LG V10 Review
Display and Multimedia
The V10’s 5.7-inch IPS Quantum display has a QHD resolution (2560 x 1440) that equates to an impressive 513ppi. Needless to say, images are packed and detailed while viewing angles are impressive throughout. The screen real estate is also big enough for it to feature a split-screen function so you could multitask on its display in portrait and landscape modes.
Going to its 2.1-inch secondary display that’s situated right above the main screen, it has a 1040 x 160 resolution that’s always on to show new notifications and shortcuts when the main display is both on and off. The only time it’s disabled is when it senses that the phone is faced down or inside a pocket that’s determined by the sensor up front. One of the main purposes of this feature (while the main display is on) is that it populates the strip of the last 5 apps that you have opened. Give it a swipe and you’ll see 5 more apps that you could personalize. Swiping it once more shows the name of the device’s owner, but could be changed and personalized as well.
During our daily usage of the device, we found its second screen useful for switching between recent apps since we no longer needed to press the Recent Apps button when jumping from one task to the other. Although when the main display is off, the supporting display dims down which is actually hard to read and we had to squint and look at it closely. When this happens, it’s easier to just unlock the screen and check whether we have new notifications.
In general, we could say that the implementation of a second display has its useful moments, but could still be done better.
As for the speaker at the bottom, it could provide a loud volume but somehow distorts when cranked up to maximum. On average, it gave off good quality and its positioning at the bottom eliminates accidentally blocking the grille, as compared to devices with speakers at the rear panel.
The V10 also features a built-in Hi-Fi DAC (Digital to Analog Converter). This is supposed to be a better converter than the common ones found in smartphones which eliminate unwanted noises and creates more depth to the overall soundscape. Listening to a series of tracks on Spotify, we were able to hear detailed and satisfying sound using the in-ear Quad Beats 3 (said to be tuned by AKG) that was included in the package. Thing is, we were trying to listen to the difference of the sound quality with Hi-FI DAC on and then turning it off afterward. The difference was was very little to none. We had a hard time telling when the said feature was active and when it’s not.
Don’t get us wrong, the quality was impressive to begin with — drum kicks were solid and whole, mids were powerful but not overboard, and highs were warm (although has a tendency to go too bright at times). In short, an audiophile wouldn’t find this bad considering it’s built-in with the phone. It’s just that it was hard to tell the difference if the feature was on or turned off.
Sporting a 16-megapixel rear camera accompanied by a laser autofocus and dual-tone LED flashes, the strength of its imaging doesn’t solely rely on hardware. LG puts the camera’s software a notch higher above other flagships as it has full manual control over its optics. For photos, you can manually set its white balance, focus, exposure, ISO (50-2700), and shutter speed (30 – 1/6000). It can also shoot RAW photos which is more flexible during post processing.

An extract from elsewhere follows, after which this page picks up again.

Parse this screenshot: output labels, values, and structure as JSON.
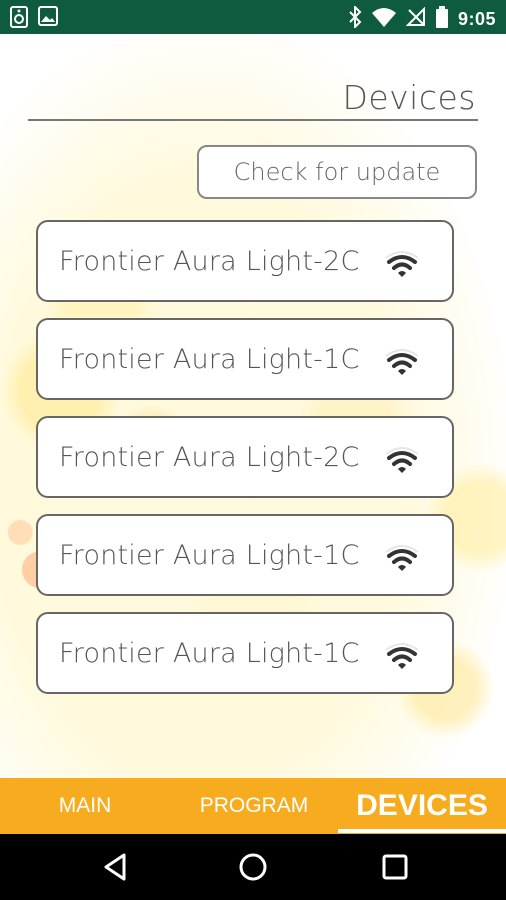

The dual front-facing cameras are also what make this device unique. This is so that users can choose between the normal front camera or a 120-degree wide angle lens that could accommodate more people for group selfies. For us, this is simply a gimmick feature and the same effect could be achieved with just one camera that uses a special software. It’s a nice addition but isn’t totally needed. If you want to see the difference between the two front shooters, play the video after the photo gallery.
Here are some sample photos using its rear camera:

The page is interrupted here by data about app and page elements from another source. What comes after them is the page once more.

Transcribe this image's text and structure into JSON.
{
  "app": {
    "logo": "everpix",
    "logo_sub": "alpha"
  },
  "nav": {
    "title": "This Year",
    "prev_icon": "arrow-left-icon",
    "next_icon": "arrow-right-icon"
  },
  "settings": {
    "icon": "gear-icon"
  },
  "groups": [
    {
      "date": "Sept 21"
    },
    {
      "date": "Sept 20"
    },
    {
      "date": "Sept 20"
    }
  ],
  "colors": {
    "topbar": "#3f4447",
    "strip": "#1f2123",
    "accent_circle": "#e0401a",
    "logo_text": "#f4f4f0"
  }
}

As for the OIS-equipped video mode, users also have full control over its white balance, focus, ISO (50-2700) and shutter speed (1/30 – 1/6000). You can even adjust its microphone settings to tell it to concentrate more on sound coming from the rear of the device or the front when you’re narrating something while shooting video, for example. To add more enticing features on top of those, it shoots up to 4K resolution of video at a maximum of 30fps or Full HD videos topping at 60fps (on either 16:9 ratio or cinema mode with letterbox).
Another feature that the V10 has is the Snap mode as seen on the camera’s UI. It basically lets you shoot videos in one timeline that you can record and stop to create one “edited” video done from the Camera app itself. It has a maximum length of only 1 minute so you have to be creative. Check out the sample below.

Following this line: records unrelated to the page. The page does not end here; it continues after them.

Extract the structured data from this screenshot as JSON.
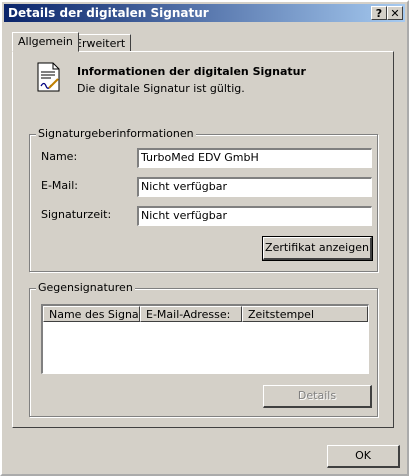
{
  "window": {
    "title": "Details der digitalen Signatur",
    "help_glyph": "?",
    "close_glyph": "✕"
  },
  "tabs": [
    {
      "label": "Allgemein",
      "selected": true
    },
    {
      "label": "Erweitert",
      "selected": false
    }
  ],
  "info": {
    "heading": "Informationen der digitalen Signatur",
    "status": "Die digitale Signatur ist gültig."
  },
  "signer_group": {
    "label": "Signaturgeberinformationen",
    "fields": [
      {
        "label": "Name:",
        "value": "TurboMed EDV GmbH"
      },
      {
        "label": "E-Mail:",
        "value": "Nicht verfügbar"
      },
      {
        "label": "Signaturzeit:",
        "value": "Nicht verfügbar"
      }
    ],
    "view_certificate": "Zertifikat anzeigen"
  },
  "countersign_group": {
    "label": "Gegensignaturen",
    "columns": [
      "Name des Signa...",
      "E-Mail-Adresse:",
      "Zeitstempel"
    ],
    "details_button": "Details"
  },
  "ok_button": "OK",
  "colors": {
    "face": "#d4d0c8",
    "title_start": "#0a246a",
    "title_end": "#a6caf0"
  }
}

Using its rear camera just gives the user so much flexibility that photo and video buffs (like myself) would really appreciate this device. We would boldly say that the V10 has, by far, the best rear camera available in the market today. Some things we noticed, though, was that it consumed the battery really fast so be sure to have a power bank around if you plan to shoot for extended periods of time. Additionally, we noticed the device easily getting hot while shooting videos on Snap mode since all three cameras are capturing simultaneously.
OS, UI, and Apps
The V10 doesn’t come loaded with the latest Android Marshmallow OS, but its Lollipop 5.1.1 proved to be capable of making the UI a fluid experience. Swiping from page to page was smooth while jumping between apps seemed like a menial thing for the device to accomplish. It comes preloaded with some bloatwares like LG Health, but with its internal 64GB storage there was plenty of room to accommodate those.